▶ [Work task] Type the records out again in full, exactly.
--- Data extracts ---
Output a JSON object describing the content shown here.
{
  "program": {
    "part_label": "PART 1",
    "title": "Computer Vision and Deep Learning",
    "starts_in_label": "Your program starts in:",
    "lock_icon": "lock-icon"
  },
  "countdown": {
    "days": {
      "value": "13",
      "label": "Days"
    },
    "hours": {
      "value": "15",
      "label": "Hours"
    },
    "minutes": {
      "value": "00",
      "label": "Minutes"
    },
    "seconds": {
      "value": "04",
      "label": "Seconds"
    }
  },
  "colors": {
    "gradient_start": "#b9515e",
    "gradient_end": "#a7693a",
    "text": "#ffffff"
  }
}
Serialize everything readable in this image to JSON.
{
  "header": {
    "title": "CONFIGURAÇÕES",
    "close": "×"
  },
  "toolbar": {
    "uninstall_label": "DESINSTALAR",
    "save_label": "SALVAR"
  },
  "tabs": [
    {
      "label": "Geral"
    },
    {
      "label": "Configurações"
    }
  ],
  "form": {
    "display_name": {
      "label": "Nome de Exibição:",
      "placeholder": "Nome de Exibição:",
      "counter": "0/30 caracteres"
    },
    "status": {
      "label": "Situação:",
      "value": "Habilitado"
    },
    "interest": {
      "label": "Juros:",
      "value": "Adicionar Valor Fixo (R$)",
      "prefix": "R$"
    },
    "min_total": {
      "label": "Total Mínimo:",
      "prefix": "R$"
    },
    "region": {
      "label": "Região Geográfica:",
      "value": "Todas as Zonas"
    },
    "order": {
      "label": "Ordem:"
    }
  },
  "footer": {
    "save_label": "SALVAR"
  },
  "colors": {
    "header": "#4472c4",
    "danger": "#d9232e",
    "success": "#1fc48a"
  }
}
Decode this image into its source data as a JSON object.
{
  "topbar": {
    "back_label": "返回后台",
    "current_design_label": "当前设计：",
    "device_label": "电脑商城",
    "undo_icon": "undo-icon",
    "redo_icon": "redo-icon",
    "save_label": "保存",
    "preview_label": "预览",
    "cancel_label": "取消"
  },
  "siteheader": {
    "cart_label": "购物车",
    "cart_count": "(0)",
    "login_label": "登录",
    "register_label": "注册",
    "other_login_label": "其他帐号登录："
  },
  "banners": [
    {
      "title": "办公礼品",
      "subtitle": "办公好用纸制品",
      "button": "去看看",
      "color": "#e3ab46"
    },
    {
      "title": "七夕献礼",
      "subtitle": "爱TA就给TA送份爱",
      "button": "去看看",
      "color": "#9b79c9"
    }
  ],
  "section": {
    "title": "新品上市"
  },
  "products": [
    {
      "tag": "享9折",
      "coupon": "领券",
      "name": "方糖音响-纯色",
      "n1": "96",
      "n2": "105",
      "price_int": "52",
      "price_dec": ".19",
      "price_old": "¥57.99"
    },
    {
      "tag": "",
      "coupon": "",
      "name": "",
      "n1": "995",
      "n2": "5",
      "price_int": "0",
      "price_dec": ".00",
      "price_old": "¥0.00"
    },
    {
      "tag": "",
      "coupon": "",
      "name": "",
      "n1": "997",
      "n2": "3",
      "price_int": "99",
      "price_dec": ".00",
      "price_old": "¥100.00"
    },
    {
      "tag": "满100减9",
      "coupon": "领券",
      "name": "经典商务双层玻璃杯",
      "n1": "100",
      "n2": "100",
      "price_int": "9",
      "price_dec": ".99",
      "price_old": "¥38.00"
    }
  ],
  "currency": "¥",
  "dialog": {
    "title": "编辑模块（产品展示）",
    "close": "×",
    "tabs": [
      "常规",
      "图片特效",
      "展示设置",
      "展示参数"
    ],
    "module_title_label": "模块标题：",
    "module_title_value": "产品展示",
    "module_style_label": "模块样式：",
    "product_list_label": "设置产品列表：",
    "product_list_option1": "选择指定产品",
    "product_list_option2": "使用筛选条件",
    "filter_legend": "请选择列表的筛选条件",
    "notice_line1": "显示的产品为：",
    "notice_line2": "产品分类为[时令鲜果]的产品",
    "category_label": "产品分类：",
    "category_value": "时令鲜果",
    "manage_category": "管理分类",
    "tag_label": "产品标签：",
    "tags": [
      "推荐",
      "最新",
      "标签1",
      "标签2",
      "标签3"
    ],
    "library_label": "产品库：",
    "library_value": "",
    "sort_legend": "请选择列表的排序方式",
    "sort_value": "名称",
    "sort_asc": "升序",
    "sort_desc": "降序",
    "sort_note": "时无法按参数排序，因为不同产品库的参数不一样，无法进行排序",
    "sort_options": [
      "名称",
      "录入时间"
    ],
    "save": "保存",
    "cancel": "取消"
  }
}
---
▶ [Written solution]
Output a JSON object describing the content shown here.
{
  "program": {
    "part_label": "PART 1",
    "title": "Computer Vision and Deep Learning",
    "starts_in_label": "Your program starts in:",
    "lock_icon": "lock-icon"
  },
  "countdown": {
    "days": {
      "value": "13",
      "label": "Days"
    },
    "hours": {
      "value": "15",
      "label": "Hours"
    },
    "minutes": {
      "value": "00",
      "label": "Minutes"
    },
    "seconds": {
      "value": "04",
      "label": "Seconds"
    }
  },
  "colors": {
    "gradient_start": "#b9515e",
    "gradient_end": "#a7693a",
    "text": "#ffffff"
  }
}
Serialize everything readable in this image to JSON.
{
  "header": {
    "title": "CONFIGURAÇÕES",
    "close": "×"
  },
  "toolbar": {
    "uninstall_label": "DESINSTALAR",
    "save_label": "SALVAR"
  },
  "tabs": [
    {
      "label": "Geral"
    },
    {
      "label": "Configurações"
    }
  ],
  "form": {
    "display_name": {
      "label": "Nome de Exibição:",
      "placeholder": "Nome de Exibição:",
      "counter": "0/30 caracteres"
    },
    "status": {
      "label": "Situação:",
      "value": "Habilitado"
    },
    "interest": {
      "label": "Juros:",
      "value": "Adicionar Valor Fixo (R$)",
      "prefix": "R$"
    },
    "min_total": {
      "label": "Total Mínimo:",
      "prefix": "R$"
    },
    "region": {
      "label": "Região Geográfica:",
      "value": "Todas as Zonas"
    },
    "order": {
      "label": "Ordem:"
    }
  },
  "footer": {
    "save_label": "SALVAR"
  },
  "colors": {
    "header": "#4472c4",
    "danger": "#d9232e",
    "success": "#1fc48a"
  }
}
Decode this image into its source data as a JSON object.
{
  "topbar": {
    "back_label": "返回后台",
    "current_design_label": "当前设计：",
    "device_label": "电脑商城",
    "undo_icon": "undo-icon",
    "redo_icon": "redo-icon",
    "save_label": "保存",
    "preview_label": "预览",
    "cancel_label": "取消"
  },
  "siteheader": {
    "cart_label": "购物车",
    "cart_count": "(0)",
    "login_label": "登录",
    "register_label": "注册",
    "other_login_label": "其他帐号登录："
  },
  "banners": [
    {
      "title": "办公礼品",
      "subtitle": "办公好用纸制品",
      "button": "去看看",
      "color": "#e3ab46"
    },
    {
      "title": "七夕献礼",
      "subtitle": "爱TA就给TA送份爱",
      "button": "去看看",
      "color": "#9b79c9"
    }
  ],
  "section": {
    "title": "新品上市"
  },
  "products": [
    {
      "tag": "享9折",
      "coupon": "领券",
      "name": "方糖音响-纯色",
      "n1": "96",
      "n2": "105",
      "price_int": "52",
      "price_dec": ".19",
      "price_old": "¥57.99"
    },
    {
      "tag": "",
      "coupon": "",
      "name": "",
      "n1": "995",
      "n2": "5",
      "price_int": "0",
      "price_dec": ".00",
      "price_old": "¥0.00"
    },
    {
      "tag": "",
      "coupon": "",
      "name": "",
      "n1": "997",
      "n2": "3",
      "price_int": "99",
      "price_dec": ".00",
      "price_old": "¥100.00"
    },
    {
      "tag": "满100减9",
      "coupon": "领券",
      "name": "经典商务双层玻璃杯",
      "n1": "100",
      "n2": "100",
      "price_int": "9",
      "price_dec": ".99",
      "price_old": "¥38.00"
    }
  ],
  "currency": "¥",
  "dialog": {
    "title": "编辑模块（产品展示）",
    "close": "×",
    "tabs": [
      "常规",
      "图片特效",
      "展示设置",
      "展示参数"
    ],
    "module_title_label": "模块标题：",
    "module_title_value": "产品展示",
    "module_style_label": "模块样式：",
    "product_list_label": "设置产品列表：",
    "product_list_option1": "选择指定产品",
    "product_list_option2": "使用筛选条件",
    "filter_legend": "请选择列表的筛选条件",
    "notice_line1": "显示的产品为：",
    "notice_line2": "产品分类为[时令鲜果]的产品",
    "category_label": "产品分类：",
    "category_value": "时令鲜果",
    "manage_category": "管理分类",
    "tag_label": "产品标签：",
    "tags": [
      "推荐",
      "最新",
      "标签1",
      "标签2",
      "标签3"
    ],
    "library_label": "产品库：",
    "library_value": "",
    "sort_legend": "请选择列表的排序方式",
    "sort_value": "名称",
    "sort_asc": "升序",
    "sort_desc": "降序",
    "sort_note": "时无法按参数排序，因为不同产品库的参数不一样，无法进行排序",
    "sort_options": [
      "名称",
      "录入时间"
    ],
    "save": "保存",
    "cancel": "取消"
  }
}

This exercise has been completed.